> [THE TASK] Search the entries for the word "title" and report each line that has it.
═════ RECORDS SHOWN ═════
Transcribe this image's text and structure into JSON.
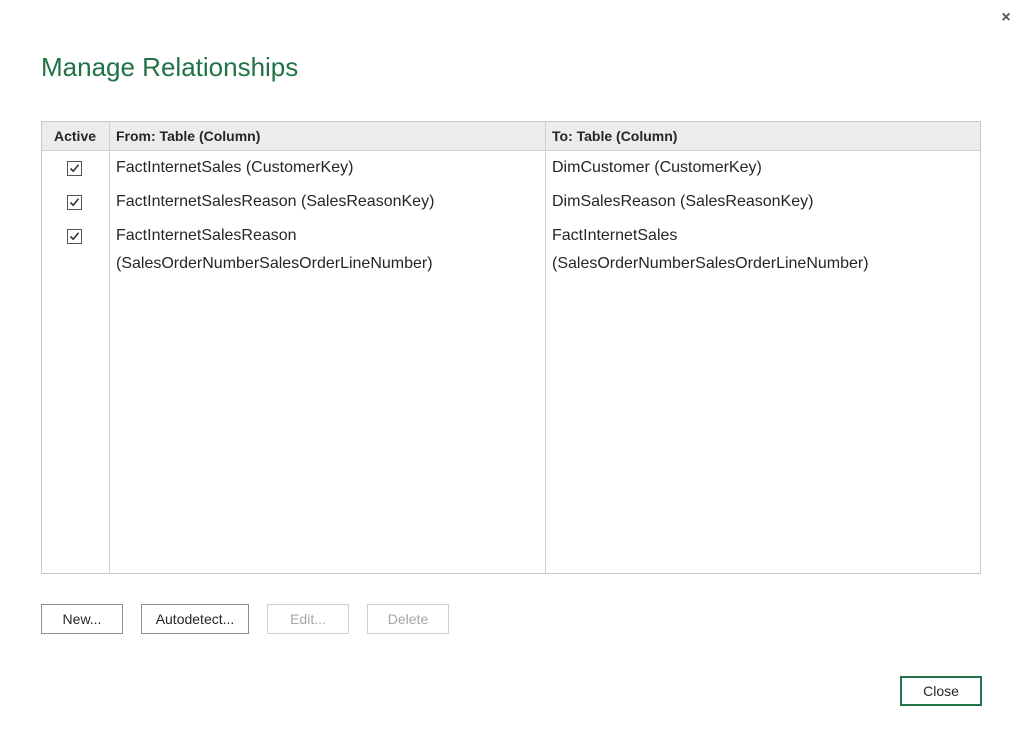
{
  "dialog": {
    "title": "Manage Relationships",
    "close_glyph": "×"
  },
  "table": {
    "headers": {
      "active": "Active",
      "from": "From: Table (Column)",
      "to": "To: Table (Column)"
    },
    "rows": [
      {
        "active": true,
        "from_line1": "FactInternetSales (CustomerKey)",
        "from_line2": "",
        "to_line1": "DimCustomer (CustomerKey)",
        "to_line2": ""
      },
      {
        "active": true,
        "from_line1": "FactInternetSalesReason (SalesReasonKey)",
        "from_line2": "",
        "to_line1": "DimSalesReason (SalesReasonKey)",
        "to_line2": ""
      },
      {
        "active": true,
        "from_line1": "FactInternetSalesReason",
        "from_line2": "(SalesOrderNumberSalesOrderLineNumber)",
        "to_line1": "FactInternetSales",
        "to_line2": "(SalesOrderNumberSalesOrderLineNumber)"
      }
    ]
  },
  "buttons": {
    "new": "New...",
    "autodetect": "Autodetect...",
    "edit": "Edit...",
    "delete": "Delete",
    "close": "Close"
  },
  "colors": {
    "accent": "#217346",
    "header_bg": "#ececec",
    "border": "#c8c8c8"
  },
  "icons": {
    "close": "close-icon",
    "checkbox": "checkbox-checked-icon"
  }
}
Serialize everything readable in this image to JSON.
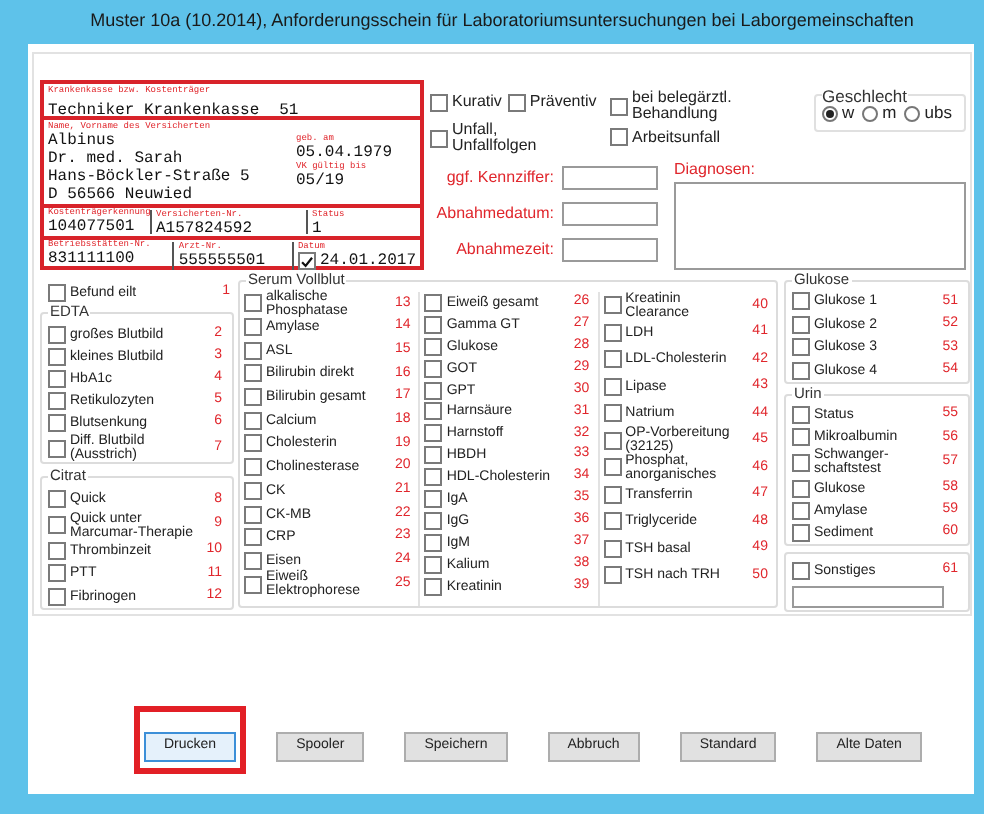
{
  "window": {
    "title": "Muster 10a (10.2014), Anforderungsschein für Laboratoriumsuntersuchungen bei Laborgemeinschaften"
  },
  "card": {
    "insurer": {
      "label": "Krankenkasse bzw. Kostenträger",
      "name": "Techniker Krankenkasse",
      "number": "51"
    },
    "person": {
      "label": "Name, Vorname des Versicherten",
      "lines": [
        "Albinus",
        "Dr. med. Sarah",
        "Hans-Böckler-Straße 5",
        "D 56566 Neuwied"
      ],
      "birth_label": "geb. am",
      "birth": "05.04.1979",
      "valid_label": "VK gültig bis",
      "valid": "05/19"
    },
    "ids": [
      {
        "label": "Kostenträgerkennung",
        "value": "104077501"
      },
      {
        "label": "Versicherten-Nr.",
        "value": "A157824592"
      },
      {
        "label": "Status",
        "value": "1"
      }
    ],
    "practice": [
      {
        "label": "Betriebsstätten-Nr.",
        "value": "831111100"
      },
      {
        "label": "Arzt-Nr.",
        "value": "555555501"
      }
    ],
    "date": {
      "label": "Datum",
      "value": "24.01.2017",
      "checked": true
    }
  },
  "options": [
    {
      "label": "Kurativ",
      "checked": false
    },
    {
      "label": "Präventiv",
      "checked": false
    },
    {
      "label": "bei belegärztl.\nBehandlung",
      "checked": false
    },
    {
      "label": "Unfall,\nUnfallfolgen",
      "checked": false
    },
    {
      "label": "Arbeitsunfall",
      "checked": false
    }
  ],
  "gender": {
    "title": "Geschlecht",
    "options": [
      {
        "label": "w",
        "selected": true
      },
      {
        "label": "m",
        "selected": false
      },
      {
        "label": "ubs",
        "selected": false
      }
    ]
  },
  "fields": [
    {
      "label": "ggf. Kennziffer:"
    },
    {
      "label": "Abnahmedatum:"
    },
    {
      "label": "Abnahmezeit:"
    }
  ],
  "diagnoses": {
    "label": "Diagnosen:"
  },
  "tests": {
    "left": {
      "urgent": {
        "label": "Befund eilt",
        "number": "1",
        "checked": false
      },
      "groups": [
        {
          "title": "EDTA",
          "items": [
            {
              "label": "großes Blutbild",
              "number": "2",
              "checked": false
            },
            {
              "label": "kleines Blutbild",
              "number": "3",
              "checked": false
            },
            {
              "label": "HbA1c",
              "number": "4",
              "checked": false
            },
            {
              "label": "Retikulozyten",
              "number": "5",
              "checked": false
            },
            {
              "label": "Blutsenkung",
              "number": "6",
              "checked": false
            },
            {
              "label": "Diff. Blutbild\n(Ausstrich)",
              "number": "7",
              "checked": false
            }
          ]
        },
        {
          "title": "Citrat",
          "items": [
            {
              "label": "Quick",
              "number": "8",
              "checked": false
            },
            {
              "label": "Quick unter\nMarcumar-Therapie",
              "number": "9",
              "checked": false
            },
            {
              "label": "Thrombinzeit",
              "number": "10",
              "checked": false
            },
            {
              "label": "PTT",
              "number": "11",
              "checked": false
            },
            {
              "label": "Fibrinogen",
              "number": "12",
              "checked": false
            }
          ]
        }
      ]
    },
    "serum": {
      "title": "Serum Vollblut",
      "columns": [
        [
          {
            "label": "alkalische\nPhosphatase",
            "number": "13",
            "checked": false
          },
          {
            "label": "Amylase",
            "number": "14",
            "checked": false
          },
          {
            "label": "ASL",
            "number": "15",
            "checked": false
          },
          {
            "label": "Bilirubin direkt",
            "number": "16",
            "checked": false
          },
          {
            "label": "Bilirubin gesamt",
            "number": "17",
            "checked": false
          },
          {
            "label": "Calcium",
            "number": "18",
            "checked": false
          },
          {
            "label": "Cholesterin",
            "number": "19",
            "checked": false
          },
          {
            "label": "Cholinesterase",
            "number": "20",
            "checked": false
          },
          {
            "label": "CK",
            "number": "21",
            "checked": false
          },
          {
            "label": "CK-MB",
            "number": "22",
            "checked": false
          },
          {
            "label": "CRP",
            "number": "23",
            "checked": false
          },
          {
            "label": "Eisen",
            "number": "24",
            "checked": false
          },
          {
            "label": "Eiweiß\nElektrophorese",
            "number": "25",
            "checked": false
          }
        ],
        [
          {
            "label": "Eiweiß gesamt",
            "number": "26",
            "checked": false
          },
          {
            "label": "Gamma GT",
            "number": "27",
            "checked": false
          },
          {
            "label": "Glukose",
            "number": "28",
            "checked": false
          },
          {
            "label": "GOT",
            "number": "29",
            "checked": false
          },
          {
            "label": "GPT",
            "number": "30",
            "checked": false
          },
          {
            "label": "Harnsäure",
            "number": "31",
            "checked": false
          },
          {
            "label": "Harnstoff",
            "number": "32",
            "checked": false
          },
          {
            "label": "HBDH",
            "number": "33",
            "checked": false
          },
          {
            "label": "HDL-Cholesterin",
            "number": "34",
            "checked": false
          },
          {
            "label": "IgA",
            "number": "35",
            "checked": false
          },
          {
            "label": "IgG",
            "number": "36",
            "checked": false
          },
          {
            "label": "IgM",
            "number": "37",
            "checked": false
          },
          {
            "label": "Kalium",
            "number": "38",
            "checked": false
          },
          {
            "label": "Kreatinin",
            "number": "39",
            "checked": false
          }
        ],
        [
          {
            "label": "Kreatinin\nClearance",
            "number": "40",
            "checked": false
          },
          {
            "label": "LDH",
            "number": "41",
            "checked": false
          },
          {
            "label": "LDL-Cholesterin",
            "number": "42",
            "checked": false
          },
          {
            "label": "Lipase",
            "number": "43",
            "checked": false
          },
          {
            "label": "Natrium",
            "number": "44",
            "checked": false
          },
          {
            "label": "OP-Vorbereitung\n(32125)",
            "number": "45",
            "checked": false
          },
          {
            "label": "Phosphat,\nanorganisches",
            "number": "46",
            "checked": false
          },
          {
            "label": "Transferrin",
            "number": "47",
            "checked": false
          },
          {
            "label": "Triglyceride",
            "number": "48",
            "checked": false
          },
          {
            "label": "TSH basal",
            "number": "49",
            "checked": false
          },
          {
            "label": "TSH nach TRH",
            "number": "50",
            "checked": false
          }
        ]
      ]
    },
    "right": {
      "groups": [
        {
          "title": "Glukose",
          "items": [
            {
              "label": "Glukose 1",
              "number": "51",
              "checked": false
            },
            {
              "label": "Glukose 2",
              "number": "52",
              "checked": false
            },
            {
              "label": "Glukose 3",
              "number": "53",
              "checked": false
            },
            {
              "label": "Glukose 4",
              "number": "54",
              "checked": false
            }
          ]
        },
        {
          "title": "Urin",
          "items": [
            {
              "label": "Status",
              "number": "55",
              "checked": false
            },
            {
              "label": "Mikroalbumin",
              "number": "56",
              "checked": false
            },
            {
              "label": "Schwanger-\nschaftstest",
              "number": "57",
              "checked": false
            },
            {
              "label": "Glukose",
              "number": "58",
              "checked": false
            },
            {
              "label": "Amylase",
              "number": "59",
              "checked": false
            },
            {
              "label": "Sediment",
              "number": "60",
              "checked": false
            }
          ]
        }
      ],
      "other": {
        "label": "Sonstiges",
        "number": "61",
        "checked": false
      }
    }
  },
  "buttons": [
    {
      "label": "Drucken",
      "focused": true,
      "highlighted": true
    },
    {
      "label": "Spooler",
      "focused": false,
      "highlighted": false
    },
    {
      "label": "Speichern",
      "focused": false,
      "highlighted": false
    },
    {
      "label": "Abbruch",
      "focused": false,
      "highlighted": false
    },
    {
      "label": "Standard",
      "focused": false,
      "highlighted": false
    },
    {
      "label": "Alte Daten",
      "focused": false,
      "highlighted": false
    }
  ]
}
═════
> [SOLUTION FOR THIS EXERCISE]
    "title": "Manage Relationships",
    "title": "Muster 10a (10.2014), Anforderungsschein für Laboratoriumsuntersuchungen bei Laborgemeinschaften"
    "title": "Geschlecht",
          "title": "EDTA",
          "title": "Citrat",
      "title": "Serum Vollblut",
          "title": "Glukose",
          "title": "Urin",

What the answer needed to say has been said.